The conversation rolls on with some astonishing revelations about behind the scenes cash deals, which Spencer alleges took place and which British libel laws make it unwise to print. Suffice it to say that they do nothing but reinforce the impression that the music industry was (is?) the biggest shark pond this side of the South China Sea and that any musician who gets involved without having a rottweiler of a lawyer on her or his side is, to put it bluntly, a fool.

'I don't have any regrets or sour grapes. I just went off on my own and just forged ahead like a Welsh whippet, but it still goes on. Whenever someone says to you, "You're the artist, you take care of the music and I'll take care of the business", that's when the red flag should go up. Always have representation and make sure that representation has no conflict. With us, Chris Blackwell was our manager, our agent, our record producer, our music publishing company and more.'

Following the demise of that first incarnation of the band, while Spencer may have seemed to have dropped off the UK's radar, he was, in fact, doing huge business in Germany. But in 1970 he was offered what he describes as 'a very lucrative contract' and moved to the USA.

'Part of the condition for that contract, was that I had to take up residence here and it was the best move I ever made. I went over as an artist, made two albums that are now hard to find - "It's Been So Long" and "Mousetrap" and I've never looked back.'

Though massive success has eluded him, he has toured incessantly and worked with some of the greatest names in Rock, including Brian Auger, Chris Farlowe and even The Grateful Dead. Recently, he has been working in a band with Mitch Ryder, Chuck Negron and Rick Derringer.

The current project, in between tours, is a new CD (the release of which has still to be scheduled). 'It's very autobiographical - it's called "So far", meaning where we are now - a good ride, so far. It's got 12 tracks and I've got one more left to do.'

What label should we look out for?

'No, no... I am the label now. I've been down that road so many times before. I own most of my CDs now, acquiring the rights back on things. So that's my recommendation in answer to your question about your readers who might be starting out today. Kids will see the manager driving the Porsche and assume he must be doing something right, because he's driving such a great car. Of course he's driving such a great car - he's using your bloody money to pay for it! That's how so many of these people operate.'

After some lean years, things are starting to look good again for Spencer Davis.

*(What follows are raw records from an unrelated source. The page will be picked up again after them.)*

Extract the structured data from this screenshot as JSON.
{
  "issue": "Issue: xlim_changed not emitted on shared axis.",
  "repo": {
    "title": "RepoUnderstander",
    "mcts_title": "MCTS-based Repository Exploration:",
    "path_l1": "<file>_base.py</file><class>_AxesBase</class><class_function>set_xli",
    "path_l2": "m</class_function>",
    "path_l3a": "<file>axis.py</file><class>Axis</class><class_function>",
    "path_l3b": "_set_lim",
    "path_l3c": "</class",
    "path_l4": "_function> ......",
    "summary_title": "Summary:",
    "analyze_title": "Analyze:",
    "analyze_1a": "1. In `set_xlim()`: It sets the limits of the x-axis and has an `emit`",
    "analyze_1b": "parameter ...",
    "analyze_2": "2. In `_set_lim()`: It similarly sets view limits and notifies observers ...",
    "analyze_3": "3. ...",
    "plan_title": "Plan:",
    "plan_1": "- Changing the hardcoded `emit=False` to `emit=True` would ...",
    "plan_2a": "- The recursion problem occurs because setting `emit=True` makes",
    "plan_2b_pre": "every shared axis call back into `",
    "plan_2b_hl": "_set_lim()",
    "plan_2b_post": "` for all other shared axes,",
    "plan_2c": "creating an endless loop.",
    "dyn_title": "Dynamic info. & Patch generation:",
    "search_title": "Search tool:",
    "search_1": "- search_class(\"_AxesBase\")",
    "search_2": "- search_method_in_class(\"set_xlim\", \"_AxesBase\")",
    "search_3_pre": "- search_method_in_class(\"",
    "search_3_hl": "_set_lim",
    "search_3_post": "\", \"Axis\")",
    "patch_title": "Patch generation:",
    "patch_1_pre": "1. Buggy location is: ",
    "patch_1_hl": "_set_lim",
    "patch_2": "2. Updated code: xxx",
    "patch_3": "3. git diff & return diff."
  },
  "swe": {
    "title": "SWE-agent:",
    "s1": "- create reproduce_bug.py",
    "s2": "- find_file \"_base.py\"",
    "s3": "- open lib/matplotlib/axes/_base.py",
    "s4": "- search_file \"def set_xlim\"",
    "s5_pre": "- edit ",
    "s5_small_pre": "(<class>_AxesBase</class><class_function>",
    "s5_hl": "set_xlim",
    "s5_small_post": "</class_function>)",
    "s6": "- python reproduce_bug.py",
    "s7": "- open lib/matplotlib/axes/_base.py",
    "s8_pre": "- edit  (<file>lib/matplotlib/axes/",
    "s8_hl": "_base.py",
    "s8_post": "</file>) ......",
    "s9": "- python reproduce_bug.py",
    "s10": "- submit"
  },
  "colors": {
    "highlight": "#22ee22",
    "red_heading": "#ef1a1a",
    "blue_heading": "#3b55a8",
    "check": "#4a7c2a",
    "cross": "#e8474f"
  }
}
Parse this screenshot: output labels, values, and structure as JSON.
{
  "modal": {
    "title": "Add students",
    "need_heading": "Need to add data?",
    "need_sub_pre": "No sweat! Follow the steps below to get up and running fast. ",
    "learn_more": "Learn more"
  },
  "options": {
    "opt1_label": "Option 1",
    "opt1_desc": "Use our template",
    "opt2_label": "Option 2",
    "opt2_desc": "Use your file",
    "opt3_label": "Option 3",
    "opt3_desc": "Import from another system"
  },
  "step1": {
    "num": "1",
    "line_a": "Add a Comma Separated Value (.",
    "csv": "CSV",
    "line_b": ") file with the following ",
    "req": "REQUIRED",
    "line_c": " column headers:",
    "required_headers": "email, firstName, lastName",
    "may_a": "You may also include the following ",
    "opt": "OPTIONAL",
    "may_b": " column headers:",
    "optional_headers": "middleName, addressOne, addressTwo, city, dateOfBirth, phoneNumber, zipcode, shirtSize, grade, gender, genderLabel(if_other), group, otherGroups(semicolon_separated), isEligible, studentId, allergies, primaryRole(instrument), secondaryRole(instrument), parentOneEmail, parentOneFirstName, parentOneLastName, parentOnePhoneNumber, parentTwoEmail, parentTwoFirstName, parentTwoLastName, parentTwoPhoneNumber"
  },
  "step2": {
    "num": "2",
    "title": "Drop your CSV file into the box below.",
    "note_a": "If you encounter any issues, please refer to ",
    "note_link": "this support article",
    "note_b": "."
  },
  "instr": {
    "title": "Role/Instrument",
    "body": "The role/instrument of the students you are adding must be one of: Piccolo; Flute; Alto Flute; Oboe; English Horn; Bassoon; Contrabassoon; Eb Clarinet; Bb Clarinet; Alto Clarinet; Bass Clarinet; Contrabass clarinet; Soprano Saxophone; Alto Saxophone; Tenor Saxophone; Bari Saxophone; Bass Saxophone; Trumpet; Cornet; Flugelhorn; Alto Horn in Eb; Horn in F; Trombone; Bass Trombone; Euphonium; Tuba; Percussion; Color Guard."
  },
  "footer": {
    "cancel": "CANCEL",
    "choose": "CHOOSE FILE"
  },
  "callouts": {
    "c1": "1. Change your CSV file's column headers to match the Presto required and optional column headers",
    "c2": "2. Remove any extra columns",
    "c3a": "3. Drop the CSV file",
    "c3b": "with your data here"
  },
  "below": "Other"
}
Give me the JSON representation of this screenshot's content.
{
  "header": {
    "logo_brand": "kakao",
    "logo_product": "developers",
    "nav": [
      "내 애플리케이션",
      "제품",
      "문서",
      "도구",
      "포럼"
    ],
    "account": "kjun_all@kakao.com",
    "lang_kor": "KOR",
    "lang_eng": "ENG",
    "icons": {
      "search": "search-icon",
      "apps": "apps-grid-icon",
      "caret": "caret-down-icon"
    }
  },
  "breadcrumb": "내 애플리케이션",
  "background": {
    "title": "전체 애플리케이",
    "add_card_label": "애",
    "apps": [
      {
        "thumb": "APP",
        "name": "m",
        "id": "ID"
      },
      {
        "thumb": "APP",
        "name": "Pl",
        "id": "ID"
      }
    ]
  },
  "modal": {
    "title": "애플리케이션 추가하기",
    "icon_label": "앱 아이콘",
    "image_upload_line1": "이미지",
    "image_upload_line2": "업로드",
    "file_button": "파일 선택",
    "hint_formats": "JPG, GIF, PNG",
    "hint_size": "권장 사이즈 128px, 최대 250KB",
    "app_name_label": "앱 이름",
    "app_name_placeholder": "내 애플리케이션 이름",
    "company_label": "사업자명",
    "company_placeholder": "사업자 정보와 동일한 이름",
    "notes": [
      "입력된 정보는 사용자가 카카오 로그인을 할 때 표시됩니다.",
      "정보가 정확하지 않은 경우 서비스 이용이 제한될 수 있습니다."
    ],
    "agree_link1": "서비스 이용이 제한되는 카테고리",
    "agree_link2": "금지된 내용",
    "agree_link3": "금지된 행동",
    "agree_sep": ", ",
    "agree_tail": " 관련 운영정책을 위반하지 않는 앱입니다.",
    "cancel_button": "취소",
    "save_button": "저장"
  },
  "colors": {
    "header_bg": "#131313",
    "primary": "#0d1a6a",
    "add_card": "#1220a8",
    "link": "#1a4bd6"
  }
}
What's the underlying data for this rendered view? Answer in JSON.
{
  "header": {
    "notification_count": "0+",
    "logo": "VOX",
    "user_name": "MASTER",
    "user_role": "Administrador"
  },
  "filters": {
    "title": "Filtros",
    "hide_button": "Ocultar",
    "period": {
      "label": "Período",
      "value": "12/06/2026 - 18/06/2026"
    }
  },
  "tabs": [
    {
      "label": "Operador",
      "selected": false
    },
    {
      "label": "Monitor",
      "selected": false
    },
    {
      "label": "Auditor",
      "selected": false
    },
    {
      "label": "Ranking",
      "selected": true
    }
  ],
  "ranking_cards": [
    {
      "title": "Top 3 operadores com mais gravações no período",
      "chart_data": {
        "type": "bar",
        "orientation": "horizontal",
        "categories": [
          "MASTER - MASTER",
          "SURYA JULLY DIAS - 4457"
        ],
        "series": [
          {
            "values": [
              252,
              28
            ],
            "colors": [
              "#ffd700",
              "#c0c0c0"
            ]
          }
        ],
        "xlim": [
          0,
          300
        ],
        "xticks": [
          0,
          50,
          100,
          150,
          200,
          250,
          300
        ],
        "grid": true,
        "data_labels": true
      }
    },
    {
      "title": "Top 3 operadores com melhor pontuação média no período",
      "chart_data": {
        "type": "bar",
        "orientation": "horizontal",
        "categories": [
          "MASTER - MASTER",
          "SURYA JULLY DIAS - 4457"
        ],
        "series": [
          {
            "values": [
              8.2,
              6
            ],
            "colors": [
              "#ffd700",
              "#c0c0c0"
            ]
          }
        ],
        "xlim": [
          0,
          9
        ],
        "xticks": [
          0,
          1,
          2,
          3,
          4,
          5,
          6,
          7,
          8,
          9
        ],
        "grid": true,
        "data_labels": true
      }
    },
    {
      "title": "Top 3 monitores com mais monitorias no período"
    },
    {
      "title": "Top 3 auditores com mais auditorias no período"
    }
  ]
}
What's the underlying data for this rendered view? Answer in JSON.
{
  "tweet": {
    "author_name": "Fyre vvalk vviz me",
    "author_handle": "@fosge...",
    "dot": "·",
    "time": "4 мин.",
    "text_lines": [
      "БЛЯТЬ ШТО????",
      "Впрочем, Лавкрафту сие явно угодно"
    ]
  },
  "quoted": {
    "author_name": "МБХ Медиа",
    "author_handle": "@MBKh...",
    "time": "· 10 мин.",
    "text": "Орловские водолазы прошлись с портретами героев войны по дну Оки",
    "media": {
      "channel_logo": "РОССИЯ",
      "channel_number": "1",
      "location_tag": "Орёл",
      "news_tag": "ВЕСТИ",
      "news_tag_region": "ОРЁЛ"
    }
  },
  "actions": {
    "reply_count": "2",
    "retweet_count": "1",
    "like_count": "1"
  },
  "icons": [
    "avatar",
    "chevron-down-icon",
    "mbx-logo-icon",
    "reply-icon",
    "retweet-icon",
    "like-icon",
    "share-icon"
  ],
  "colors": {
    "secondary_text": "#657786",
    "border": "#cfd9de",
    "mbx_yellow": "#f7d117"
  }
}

Ask him why and he says, 'I don't know - maybe it's a process of elimination? So many of my generation are no longer around. Drugs, a lot of them. People ask me if I have a drugs problem - I do. I can't afford them!'

The conversation turned to guitars won and lost down the years - and this is a man who has owned a lot of guitars in his time.

'Yeah, I sold the Gibson Les Paul that I bought from Tony Hicks of the Hollies for 500, patted myself on the back because I'd doubled my money and now that guitar today is worth $240,000 - and I don't have it! Mind you, I have two Zemaitis guitars and a National steel and a few others,' he laughs.

Would he class himself as a collector?

'More a guitar lover,' he says. 'I do have quite a collection - some amazing guitars - but I don't go out of my way to collect them, but when people call me up and ask if I'm interested in seeing something, I'm always interested - I love guitars'

And then he slyly announces: 'You know, I've got your guitar...'

Forgive the personal note here, but it explains why Mr Davis is shown holding a guitar with my name on in the accompanying picture - except it's not really my name, it's that Hollywood actor after whom I was not (my mother insists) named. It's just one of many instruments Spencer has collected down the years - and just one of the thousands of stories he can keep you enthralled with. 'I paid $500 for it in 1971 or '72,' he laughs.

With no immediate plans to visit the UK again (he was last here with a reformed SDG in 2004), we'll just have to wait for the CD. And that autobiography. It'll make fascinating reading!

Ends.

2005 Gary Cooper